The rise of the digital streaming service Qobuz has no doubt warmed up the field of competition around high-resolution playback in the US. The new A30 does of course cater to both audiophile options, but opening up the design to allow for the final unfold of MQA positions it as specialist into a smaller niche – especially at the flagship level here. Indeed, at a few points in my time in the Aurender room mentions were made to the collaboration with MQA in development, and the resulting playback in demonstrations that day was superb.

First up in the live room was “Papa Lin” by Dried Spider. The spoken word vocals harnessed a devout refinement, and treble extension felt pure and natural. Percussion was snappy without a gritty texture, and the air around the instruments was almost breathable. Bass was balanced and fair (especially considering the standmount design of the GamuT) and each sample track the host played felt dialled-in to the system and medium sized room where it was sitting. It feels fair to say that the collaboration with MQA has bore fruit for the A30 on some level. If you are invested in the format, Aurender has some music servers for your consideration that might squeeze out a few more drops of fidelity under the right circumstances. It was an impressive room to attend, and I was glad I took the opportunity to stop by.

Overall, the AXPONA event in Chicago turned out to be a diverse audio experience that covered the wide breadth of products the hobby enjoys. It was very well attended from my perspective, surprisingly though, given the large number of exhibitors, didn’t really feel overly crowded.

Sure, unavoidable bottlenecks around certain areas are bound to occur (i.e. Andrew Jones’ ELAC room) but the vibes were positive and a taste for celebration appeared to permeate the collective consciousness of attendees. There were so many good sounding rooms, great sounding rooms and rooms that I wanted to instantly transport as an appendage to my house – so the real estate description could someday read “3 bedrooms plus one Renaissance Schaumburg Hotel Room.” Boarding my plane back to the west coast on Monday it felt like the show had been equal parts large convention, after hours networking event and an evening sitting on comfortable couch listening to music with friends.

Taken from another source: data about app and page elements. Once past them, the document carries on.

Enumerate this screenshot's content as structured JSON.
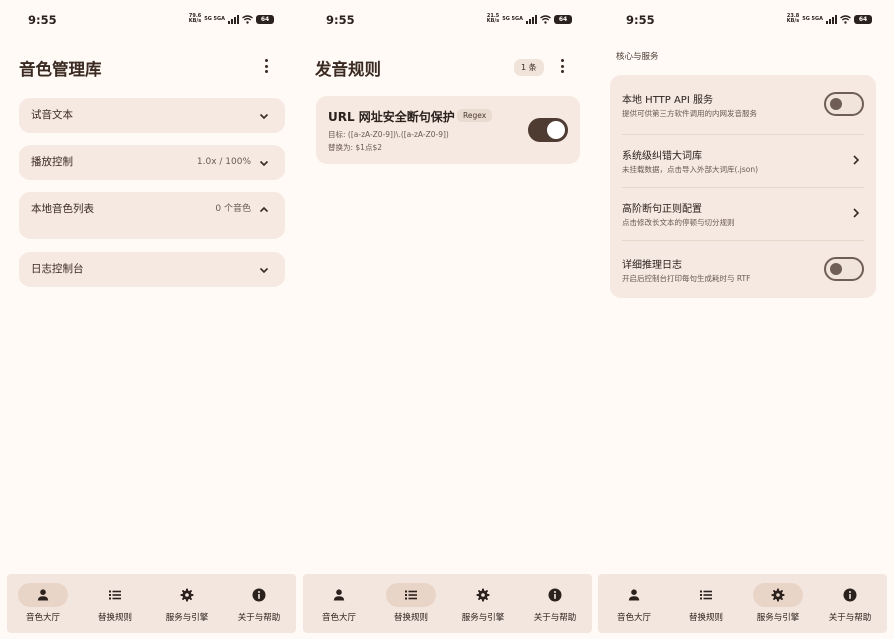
{
  "status_bar": {
    "time": "9:55",
    "screens": [
      {
        "speed": "79.6 KB/s",
        "network": "5G 5GA",
        "battery": "64"
      },
      {
        "speed": "21.5 KB/s",
        "network": "5G 5GA",
        "battery": "64"
      },
      {
        "speed": "23.8 KB/s",
        "network": "5G 5GA",
        "battery": "64"
      }
    ]
  },
  "screen1": {
    "title": "音色管理库",
    "sections": [
      {
        "label": "试音文本",
        "value": "",
        "expanded": false
      },
      {
        "label": "播放控制",
        "value": "1.0x / 100%",
        "expanded": false
      },
      {
        "label": "本地音色列表",
        "value": "0 个音色",
        "expanded": true
      },
      {
        "label": "日志控制台",
        "value": "",
        "expanded": false
      }
    ]
  },
  "screen2": {
    "title": "发音规则",
    "count_badge": "1 条",
    "rules": [
      {
        "title": "URL 网址安全断句保护",
        "badge": "Regex",
        "target": "目标: ([a-zA-Z0-9])\\.([a-zA-Z0-9])",
        "replace": "替换为: $1点$2",
        "enabled": true
      }
    ]
  },
  "screen3": {
    "section_label": "核心与服务",
    "items": [
      {
        "title": "本地 HTTP API 服务",
        "subtitle": "提供可供第三方软件调用的内网发音服务",
        "control": "toggle",
        "enabled": false
      },
      {
        "title": "系统级纠错大词库",
        "subtitle": "未挂载数据，点击导入外部大词库(.json)",
        "control": "arrow"
      },
      {
        "title": "高阶断句正则配置",
        "subtitle": "点击修改长文本的停顿与切分规则",
        "control": "arrow"
      },
      {
        "title": "详细推理日志",
        "subtitle": "开启后控制台打印每句生成耗时与 RTF",
        "control": "toggle",
        "enabled": false
      }
    ]
  },
  "nav": {
    "items": [
      {
        "label": "音色大厅",
        "icon": "person-icon"
      },
      {
        "label": "替换规则",
        "icon": "list-icon"
      },
      {
        "label": "服务与引擎",
        "icon": "gear-icon"
      },
      {
        "label": "关于与帮助",
        "icon": "info-icon"
      }
    ],
    "active": [
      "音色大厅",
      "替换规则",
      "服务与引擎"
    ]
  },
  "colors": {
    "background": "#fffaf6",
    "card": "#f5e9e1",
    "accent": "#4e3b31",
    "nav_active": "#e9d4c8"
  }
}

Aurender America Inc.
17911 Sky Park Circle Suite H, Irvine, CA 92614 USA
+1 (888) 367-0840